Helium balloons are a quintessential party favor, a fixture of any birthday, wedding or anniversary party. But few consumers seem to know that helium is a limited resource — and one which physics experiments and medical imaging tools rely on to work. Worse, once a helium balloon pops, that gas is lost forever — it floats upwards and escapes into space, never to be seen on Earth again.
Now, with the specter of a recent helium shortage still looming, consumers are being asked to ration their helium in order to save science and medicine. The idea that party supply companies and consumers can’t give up helium balloons in order to save these more worthy enterprises might seem a tad selfish; but this is how the market thinks. Yet a few inventors around the country have a brilliant compromise: what if we could make a “balloon” that needed no helium gas
“It is more important to know what kind of patient the disease has than to know what kind of disease the patient has.”
Although Hippocrates made this keen observation more than 2,400 years ago, physicians did not have the tools to decipher the biological and environmental factors influencing an individual’s health and well-being until recently.
Since the human genome was finally mapped in 2003, scientists have made tremendous progress in advancing personalized medicine. By tailoring health care to an individual’s biological characteristics, circumstances, and values, personalized medicine can bring unprecedented benefits to patients with rare genetic disorders, cancer, and other diseases.

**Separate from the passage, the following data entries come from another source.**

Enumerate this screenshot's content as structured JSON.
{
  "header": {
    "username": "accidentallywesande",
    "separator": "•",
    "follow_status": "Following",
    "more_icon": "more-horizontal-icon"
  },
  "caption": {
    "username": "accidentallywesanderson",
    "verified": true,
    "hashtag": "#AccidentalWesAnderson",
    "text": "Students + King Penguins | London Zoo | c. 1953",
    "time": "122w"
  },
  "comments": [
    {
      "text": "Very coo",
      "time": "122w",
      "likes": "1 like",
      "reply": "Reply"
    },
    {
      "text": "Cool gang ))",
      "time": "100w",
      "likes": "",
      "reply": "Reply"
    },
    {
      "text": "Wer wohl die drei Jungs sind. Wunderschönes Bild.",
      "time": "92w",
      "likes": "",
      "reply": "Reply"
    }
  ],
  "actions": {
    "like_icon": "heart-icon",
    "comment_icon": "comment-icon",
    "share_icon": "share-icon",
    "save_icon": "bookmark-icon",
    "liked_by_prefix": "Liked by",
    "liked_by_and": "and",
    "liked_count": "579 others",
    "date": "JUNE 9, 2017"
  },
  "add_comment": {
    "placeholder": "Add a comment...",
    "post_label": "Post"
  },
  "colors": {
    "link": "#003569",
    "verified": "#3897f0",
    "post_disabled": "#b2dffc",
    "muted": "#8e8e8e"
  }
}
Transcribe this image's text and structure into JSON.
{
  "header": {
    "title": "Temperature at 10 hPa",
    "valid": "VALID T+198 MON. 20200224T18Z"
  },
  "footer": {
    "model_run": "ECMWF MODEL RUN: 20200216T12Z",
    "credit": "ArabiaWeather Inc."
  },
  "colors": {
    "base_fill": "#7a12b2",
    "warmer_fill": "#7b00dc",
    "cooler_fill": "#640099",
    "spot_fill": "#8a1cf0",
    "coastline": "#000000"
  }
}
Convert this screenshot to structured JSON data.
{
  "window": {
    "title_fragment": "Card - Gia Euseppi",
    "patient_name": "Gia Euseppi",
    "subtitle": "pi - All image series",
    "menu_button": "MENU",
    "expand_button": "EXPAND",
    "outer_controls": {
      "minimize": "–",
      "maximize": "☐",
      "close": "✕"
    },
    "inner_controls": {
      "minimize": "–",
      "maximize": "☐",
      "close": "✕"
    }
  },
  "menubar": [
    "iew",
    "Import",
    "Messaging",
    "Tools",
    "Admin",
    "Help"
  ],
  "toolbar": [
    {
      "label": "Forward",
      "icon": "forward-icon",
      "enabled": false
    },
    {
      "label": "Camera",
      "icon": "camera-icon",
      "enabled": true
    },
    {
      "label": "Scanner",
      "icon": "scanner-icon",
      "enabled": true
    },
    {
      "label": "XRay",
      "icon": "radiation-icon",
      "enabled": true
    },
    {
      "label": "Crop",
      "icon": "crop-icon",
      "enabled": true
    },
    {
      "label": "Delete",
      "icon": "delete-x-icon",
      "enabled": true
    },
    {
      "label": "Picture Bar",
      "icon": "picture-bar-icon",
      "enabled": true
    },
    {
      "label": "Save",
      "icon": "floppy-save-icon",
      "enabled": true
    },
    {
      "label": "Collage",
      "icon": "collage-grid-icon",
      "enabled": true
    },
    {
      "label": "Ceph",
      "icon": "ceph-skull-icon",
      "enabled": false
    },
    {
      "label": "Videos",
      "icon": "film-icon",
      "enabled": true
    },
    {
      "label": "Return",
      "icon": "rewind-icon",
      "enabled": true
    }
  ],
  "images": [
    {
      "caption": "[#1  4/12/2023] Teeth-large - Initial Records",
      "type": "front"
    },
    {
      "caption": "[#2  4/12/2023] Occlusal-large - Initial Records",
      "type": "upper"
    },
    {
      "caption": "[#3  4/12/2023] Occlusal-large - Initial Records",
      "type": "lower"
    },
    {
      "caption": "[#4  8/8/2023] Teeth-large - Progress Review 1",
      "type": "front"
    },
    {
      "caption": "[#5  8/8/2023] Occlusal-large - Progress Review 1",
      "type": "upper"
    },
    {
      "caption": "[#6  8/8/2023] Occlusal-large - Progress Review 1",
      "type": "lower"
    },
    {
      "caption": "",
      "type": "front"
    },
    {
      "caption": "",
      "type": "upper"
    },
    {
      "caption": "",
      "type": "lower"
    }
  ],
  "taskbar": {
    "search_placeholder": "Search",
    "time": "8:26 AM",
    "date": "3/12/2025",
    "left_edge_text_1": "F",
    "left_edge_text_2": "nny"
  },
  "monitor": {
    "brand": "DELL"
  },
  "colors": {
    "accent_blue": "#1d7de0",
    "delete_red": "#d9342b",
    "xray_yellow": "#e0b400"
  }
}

The widely variable effects of the novel coronavirus serve as a painful reminder of the importance of understanding how and why people respond differently to the same disease.
But two recent moves by the Trump administration threaten to turn back the clock on biomedical progress in personalized
Singapore, 22 September 2020 – Researchers from Critical Analytics for Manufacturing Personalized-Medicine (CAMP), an interdisciplinary research group at Singapore-MIT Alliance for Research and Technology (SMART), MIT’s research enterprise in Singapore, have been awarded Intra-CREATE grants from the National Research Foundation (NRF) Singapore to help support research on retinal biometrics for glaucoma progression and neural cell implantation therapy for spinal cord injuries. The grants are part of the NRF’s initiative to bring together researchers from Campus for Research Excellence And Technological Enterprise (CREATE) partner institutions, in order to achieve greater impact from collaborative research efforts.
SMART CAMP was formed in 2019 to focus on ways to produce living cells as medicine delivered to humans to treat a range of illnesses and medical conditions, including tissue degenerative diseases, cancer, and autoimmune disorders.
“Singapore’s well-established biopharmaceutical ecosystem brings with it a thriving research ecosystem that is supported by skilled talents and strong manufacturing